▶ _WHAT YOU WILL DO_: The entries shown below should be output exactly as they appear.

▶ _Records from a data source_:
+++
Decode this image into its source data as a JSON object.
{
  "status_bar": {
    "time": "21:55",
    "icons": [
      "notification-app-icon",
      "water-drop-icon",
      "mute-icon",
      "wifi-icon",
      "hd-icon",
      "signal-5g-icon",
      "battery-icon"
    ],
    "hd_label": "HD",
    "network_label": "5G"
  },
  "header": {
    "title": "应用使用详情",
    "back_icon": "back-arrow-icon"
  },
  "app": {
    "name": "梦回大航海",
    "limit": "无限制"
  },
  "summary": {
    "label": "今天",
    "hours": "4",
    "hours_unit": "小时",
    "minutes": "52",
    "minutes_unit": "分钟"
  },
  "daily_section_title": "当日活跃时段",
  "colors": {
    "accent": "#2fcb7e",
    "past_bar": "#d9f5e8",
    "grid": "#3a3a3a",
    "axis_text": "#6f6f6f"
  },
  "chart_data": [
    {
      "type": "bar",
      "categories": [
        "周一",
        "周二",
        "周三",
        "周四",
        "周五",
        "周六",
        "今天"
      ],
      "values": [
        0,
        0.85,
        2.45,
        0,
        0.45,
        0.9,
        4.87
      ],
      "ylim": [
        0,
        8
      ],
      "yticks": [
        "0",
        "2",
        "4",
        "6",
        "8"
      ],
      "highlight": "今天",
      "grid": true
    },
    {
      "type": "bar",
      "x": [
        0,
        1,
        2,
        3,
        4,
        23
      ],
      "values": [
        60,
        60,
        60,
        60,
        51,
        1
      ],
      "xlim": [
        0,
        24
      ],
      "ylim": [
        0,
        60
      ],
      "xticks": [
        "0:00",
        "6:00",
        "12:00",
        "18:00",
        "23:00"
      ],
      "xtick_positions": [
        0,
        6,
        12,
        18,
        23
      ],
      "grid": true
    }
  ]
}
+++
▶ _RESPONSE AREA_:
Decode this image into its source data as a JSON object.
{
  "status_bar": {
    "time": "21:55",
    "icons": [
      "notification-app-icon",
      "water-drop-icon",
      "mute-icon",
      "wifi-icon",
      "hd-icon",
      "signal-5g-icon",
      "battery-icon"
    ],
    "hd_label": "HD",
    "network_label": "5G"
  },
  "header": {
    "title": "应用使用详情",
    "back_icon": "back-arrow-icon"
  },
  "app": {
    "name": "梦回大航海",
    "limit": "无限制"
  },
  "summary": {
    "label": "今天",
    "hours": "4",
    "hours_unit": "小时",
    "minutes": "52",
    "minutes_unit": "分钟"
  },
  "daily_section_title": "当日活跃时段",
  "colors": {
    "accent": "#2fcb7e",
    "past_bar": "#d9f5e8",
    "grid": "#3a3a3a",
    "axis_text": "#6f6f6f"
  },
  "chart_data": [
    {
      "type": "bar",
      "categories": [
        "周一",
        "周二",
        "周三",
        "周四",
        "周五",
        "周六",
        "今天"
      ],
      "values": [
        0,
        0.85,
        2.45,
        0,
        0.45,
        0.9,
        4.87
      ],
      "ylim": [
        0,
        8
      ],
      "yticks": [
        "0",
        "2",
        "4",
        "6",
        "8"
      ],
      "highlight": "今天",
      "grid": true
    },
    {
      "type": "bar",
      "x": [
        0,
        1,
        2,
        3,
        4,
        23
      ],
      "values": [
        60,
        60,
        60,
        60,
        51,
        1
      ],
      "xlim": [
        0,
        24
      ],
      "ylim": [
        0,
        60
      ],
      "xticks": [
        "0:00",
        "6:00",
        "12:00",
        "18:00",
        "23:00"
      ],
      "xtick_positions": [
        0,
        6,
        12,
        18,
        23
      ],
      "grid": true
    }
  ]
}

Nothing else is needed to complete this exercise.